Working in a Local store, I haven't needed to deal with HR much since I got my job, and I'm thankful for that. There doesn't really seem to be enough communication between HR and the stores and it can be quite difficult getting your interview and induction arranged. I was offered the job by the store manager in mid-September and was told my induction would be October 1st (the lady doing the induction was away until then) and to await paperwork from Sainsbury's HR. At the end of September, I still hadn't received anything, so I called the store and they just said to await word from HR, and that my induction wouldn't be on the 1st. I got the text saying I'd been an offered a job in early October, and then had to ring HR again to arrange my induction, which took place on October 13th. My mum, who starts work at my shop tomorrow, has had the same problem.
I don't love my job - in fact, I hated it at first (I hadn't received decent training, but from what I can tell, this is unusual as most staff do receive training), but if I have to work in a supermarket, I'm glad it's Sainsbury's. The customers are almost always lovely, my colleagues are great and the benefits are better than those you'd receive in most similar jobs. From a consumer point of view, I'd say Sainsbury's is about average - prices are similar to those of most big supermarkets, and most of the stock is pretty much the same. The big Sainsbury's supermarkets do seem brighter than many other supermarket chains, but that might just be because of all the orange!

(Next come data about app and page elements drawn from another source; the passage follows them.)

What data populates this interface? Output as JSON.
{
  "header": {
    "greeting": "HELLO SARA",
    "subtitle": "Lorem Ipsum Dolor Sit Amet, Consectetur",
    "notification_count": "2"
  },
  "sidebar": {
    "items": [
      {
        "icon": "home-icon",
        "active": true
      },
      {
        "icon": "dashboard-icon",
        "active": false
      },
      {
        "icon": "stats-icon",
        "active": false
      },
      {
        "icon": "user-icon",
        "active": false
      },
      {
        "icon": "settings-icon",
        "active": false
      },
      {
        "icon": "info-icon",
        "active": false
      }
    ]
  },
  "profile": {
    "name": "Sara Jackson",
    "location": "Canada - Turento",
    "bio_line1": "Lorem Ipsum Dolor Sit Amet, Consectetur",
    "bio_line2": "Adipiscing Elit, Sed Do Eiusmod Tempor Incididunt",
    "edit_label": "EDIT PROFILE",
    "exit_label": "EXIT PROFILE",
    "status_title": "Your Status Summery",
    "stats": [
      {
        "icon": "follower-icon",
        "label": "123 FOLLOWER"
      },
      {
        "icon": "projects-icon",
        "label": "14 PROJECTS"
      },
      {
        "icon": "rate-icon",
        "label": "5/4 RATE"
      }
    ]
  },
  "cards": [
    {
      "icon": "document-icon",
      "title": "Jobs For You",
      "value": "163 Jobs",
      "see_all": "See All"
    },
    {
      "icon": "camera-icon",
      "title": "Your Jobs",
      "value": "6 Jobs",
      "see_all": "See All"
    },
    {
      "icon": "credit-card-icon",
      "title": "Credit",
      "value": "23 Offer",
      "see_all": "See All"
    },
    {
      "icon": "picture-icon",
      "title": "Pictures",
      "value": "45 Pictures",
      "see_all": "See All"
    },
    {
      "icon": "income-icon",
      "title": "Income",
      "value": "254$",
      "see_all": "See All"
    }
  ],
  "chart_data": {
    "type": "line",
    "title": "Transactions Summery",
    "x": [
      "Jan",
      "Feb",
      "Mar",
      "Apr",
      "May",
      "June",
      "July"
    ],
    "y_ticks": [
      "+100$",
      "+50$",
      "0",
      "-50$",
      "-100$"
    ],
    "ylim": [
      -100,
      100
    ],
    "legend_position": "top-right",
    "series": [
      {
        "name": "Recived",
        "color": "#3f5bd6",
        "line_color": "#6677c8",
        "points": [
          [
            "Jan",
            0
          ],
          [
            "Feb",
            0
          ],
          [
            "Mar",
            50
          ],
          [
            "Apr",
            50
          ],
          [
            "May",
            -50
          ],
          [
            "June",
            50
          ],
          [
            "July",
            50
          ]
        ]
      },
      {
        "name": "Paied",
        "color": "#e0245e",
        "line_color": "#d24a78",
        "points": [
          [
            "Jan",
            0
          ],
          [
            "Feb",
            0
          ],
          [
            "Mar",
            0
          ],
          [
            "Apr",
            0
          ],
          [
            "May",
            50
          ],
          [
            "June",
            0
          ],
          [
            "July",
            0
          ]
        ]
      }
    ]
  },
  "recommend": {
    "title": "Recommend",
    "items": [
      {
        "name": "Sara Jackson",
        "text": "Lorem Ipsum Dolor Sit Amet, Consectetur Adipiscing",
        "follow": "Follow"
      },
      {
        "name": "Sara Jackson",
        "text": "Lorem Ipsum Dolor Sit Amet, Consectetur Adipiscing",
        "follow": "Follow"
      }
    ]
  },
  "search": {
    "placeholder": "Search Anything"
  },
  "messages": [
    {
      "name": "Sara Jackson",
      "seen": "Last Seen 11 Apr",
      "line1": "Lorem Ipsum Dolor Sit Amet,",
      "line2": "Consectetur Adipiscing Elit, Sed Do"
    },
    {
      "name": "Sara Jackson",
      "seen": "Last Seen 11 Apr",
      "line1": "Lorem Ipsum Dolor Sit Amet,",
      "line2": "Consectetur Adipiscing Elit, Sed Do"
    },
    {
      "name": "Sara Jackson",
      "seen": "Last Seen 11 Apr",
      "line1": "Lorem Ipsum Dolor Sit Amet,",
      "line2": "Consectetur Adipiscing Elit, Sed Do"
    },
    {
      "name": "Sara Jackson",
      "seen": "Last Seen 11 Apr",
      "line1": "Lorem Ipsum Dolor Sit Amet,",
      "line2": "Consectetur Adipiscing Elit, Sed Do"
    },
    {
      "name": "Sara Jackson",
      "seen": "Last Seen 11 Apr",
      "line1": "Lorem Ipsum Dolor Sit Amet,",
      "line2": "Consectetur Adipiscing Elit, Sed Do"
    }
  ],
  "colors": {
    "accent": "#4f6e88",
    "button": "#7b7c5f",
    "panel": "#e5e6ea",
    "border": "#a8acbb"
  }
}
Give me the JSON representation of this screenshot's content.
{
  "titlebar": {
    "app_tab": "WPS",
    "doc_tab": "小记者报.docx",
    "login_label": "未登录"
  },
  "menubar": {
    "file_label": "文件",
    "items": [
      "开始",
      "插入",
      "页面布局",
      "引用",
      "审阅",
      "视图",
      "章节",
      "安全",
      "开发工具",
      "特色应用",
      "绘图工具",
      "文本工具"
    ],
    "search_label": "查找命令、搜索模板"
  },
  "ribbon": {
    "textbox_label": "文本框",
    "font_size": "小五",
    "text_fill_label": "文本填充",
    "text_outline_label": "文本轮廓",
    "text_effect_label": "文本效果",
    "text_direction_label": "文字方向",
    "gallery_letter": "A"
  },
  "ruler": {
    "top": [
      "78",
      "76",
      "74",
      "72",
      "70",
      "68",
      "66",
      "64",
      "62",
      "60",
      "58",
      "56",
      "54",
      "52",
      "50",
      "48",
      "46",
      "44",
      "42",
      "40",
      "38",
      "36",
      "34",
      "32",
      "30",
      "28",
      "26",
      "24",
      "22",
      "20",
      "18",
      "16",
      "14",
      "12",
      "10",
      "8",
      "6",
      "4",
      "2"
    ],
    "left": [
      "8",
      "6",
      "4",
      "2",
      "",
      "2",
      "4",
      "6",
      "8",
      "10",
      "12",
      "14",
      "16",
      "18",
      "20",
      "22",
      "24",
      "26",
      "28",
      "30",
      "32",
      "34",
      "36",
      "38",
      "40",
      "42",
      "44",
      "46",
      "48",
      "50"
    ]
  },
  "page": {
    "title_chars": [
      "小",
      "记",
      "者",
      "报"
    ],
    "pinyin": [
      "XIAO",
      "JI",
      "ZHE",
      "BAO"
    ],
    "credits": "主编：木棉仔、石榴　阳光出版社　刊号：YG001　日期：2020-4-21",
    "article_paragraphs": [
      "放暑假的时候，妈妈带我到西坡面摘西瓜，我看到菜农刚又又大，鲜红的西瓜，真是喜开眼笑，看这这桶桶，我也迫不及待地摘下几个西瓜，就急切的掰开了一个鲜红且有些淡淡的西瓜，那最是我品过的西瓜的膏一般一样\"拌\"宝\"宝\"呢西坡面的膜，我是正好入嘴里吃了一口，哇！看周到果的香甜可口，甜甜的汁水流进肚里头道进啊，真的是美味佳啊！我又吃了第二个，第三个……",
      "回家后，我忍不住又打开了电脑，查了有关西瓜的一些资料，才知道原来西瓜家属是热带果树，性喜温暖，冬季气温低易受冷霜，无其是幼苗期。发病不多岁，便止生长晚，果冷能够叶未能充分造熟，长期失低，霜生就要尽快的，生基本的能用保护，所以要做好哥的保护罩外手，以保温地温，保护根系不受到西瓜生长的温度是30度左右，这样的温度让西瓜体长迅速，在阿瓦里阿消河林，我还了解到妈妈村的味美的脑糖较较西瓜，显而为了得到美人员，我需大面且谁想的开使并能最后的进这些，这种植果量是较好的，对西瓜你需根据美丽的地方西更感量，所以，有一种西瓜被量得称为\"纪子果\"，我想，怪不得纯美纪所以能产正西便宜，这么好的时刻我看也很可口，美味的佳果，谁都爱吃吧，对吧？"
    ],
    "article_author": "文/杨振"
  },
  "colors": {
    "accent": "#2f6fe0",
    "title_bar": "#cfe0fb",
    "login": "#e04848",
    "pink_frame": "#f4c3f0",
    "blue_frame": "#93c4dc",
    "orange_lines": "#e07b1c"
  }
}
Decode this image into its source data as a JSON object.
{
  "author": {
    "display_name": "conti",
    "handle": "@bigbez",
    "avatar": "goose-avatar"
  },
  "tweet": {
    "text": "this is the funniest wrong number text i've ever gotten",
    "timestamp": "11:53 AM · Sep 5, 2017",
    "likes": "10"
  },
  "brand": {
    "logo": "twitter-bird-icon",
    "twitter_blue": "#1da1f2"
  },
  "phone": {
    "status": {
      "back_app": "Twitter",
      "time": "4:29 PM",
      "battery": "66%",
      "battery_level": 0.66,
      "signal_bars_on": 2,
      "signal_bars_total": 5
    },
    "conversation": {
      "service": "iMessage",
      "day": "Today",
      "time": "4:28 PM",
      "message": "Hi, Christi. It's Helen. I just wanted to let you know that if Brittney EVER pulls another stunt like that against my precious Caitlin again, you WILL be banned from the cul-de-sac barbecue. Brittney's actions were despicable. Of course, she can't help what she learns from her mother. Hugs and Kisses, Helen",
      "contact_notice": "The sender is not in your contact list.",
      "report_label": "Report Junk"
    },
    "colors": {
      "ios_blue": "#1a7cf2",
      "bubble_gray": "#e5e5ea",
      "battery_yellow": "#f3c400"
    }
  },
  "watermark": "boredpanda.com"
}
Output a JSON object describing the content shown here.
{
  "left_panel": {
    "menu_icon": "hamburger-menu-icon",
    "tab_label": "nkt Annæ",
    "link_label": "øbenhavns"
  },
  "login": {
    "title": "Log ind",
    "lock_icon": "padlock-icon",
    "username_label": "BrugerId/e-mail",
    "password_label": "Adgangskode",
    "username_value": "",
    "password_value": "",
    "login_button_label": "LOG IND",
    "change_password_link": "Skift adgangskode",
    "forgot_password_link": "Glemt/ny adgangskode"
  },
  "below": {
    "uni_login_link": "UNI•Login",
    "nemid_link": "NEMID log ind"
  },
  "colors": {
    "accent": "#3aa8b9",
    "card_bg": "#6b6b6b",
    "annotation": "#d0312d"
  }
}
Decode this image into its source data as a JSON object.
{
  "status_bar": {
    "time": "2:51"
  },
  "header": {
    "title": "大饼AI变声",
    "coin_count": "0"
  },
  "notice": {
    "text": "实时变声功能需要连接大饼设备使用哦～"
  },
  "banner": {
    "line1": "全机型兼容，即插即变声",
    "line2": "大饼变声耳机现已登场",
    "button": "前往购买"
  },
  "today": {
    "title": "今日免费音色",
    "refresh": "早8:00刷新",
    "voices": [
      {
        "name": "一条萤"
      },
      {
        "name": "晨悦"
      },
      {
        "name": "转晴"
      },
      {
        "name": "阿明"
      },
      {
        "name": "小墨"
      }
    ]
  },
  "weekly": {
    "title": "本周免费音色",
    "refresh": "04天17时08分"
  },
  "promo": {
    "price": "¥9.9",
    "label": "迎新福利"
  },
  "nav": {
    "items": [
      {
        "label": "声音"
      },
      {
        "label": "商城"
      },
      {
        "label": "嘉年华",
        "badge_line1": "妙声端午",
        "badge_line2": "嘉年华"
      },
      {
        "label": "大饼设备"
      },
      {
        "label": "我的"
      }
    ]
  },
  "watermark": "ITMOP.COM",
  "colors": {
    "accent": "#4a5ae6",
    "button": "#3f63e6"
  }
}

Summary: Great prices if you buy Basics or catch a product when it's offer, and great staff benefits.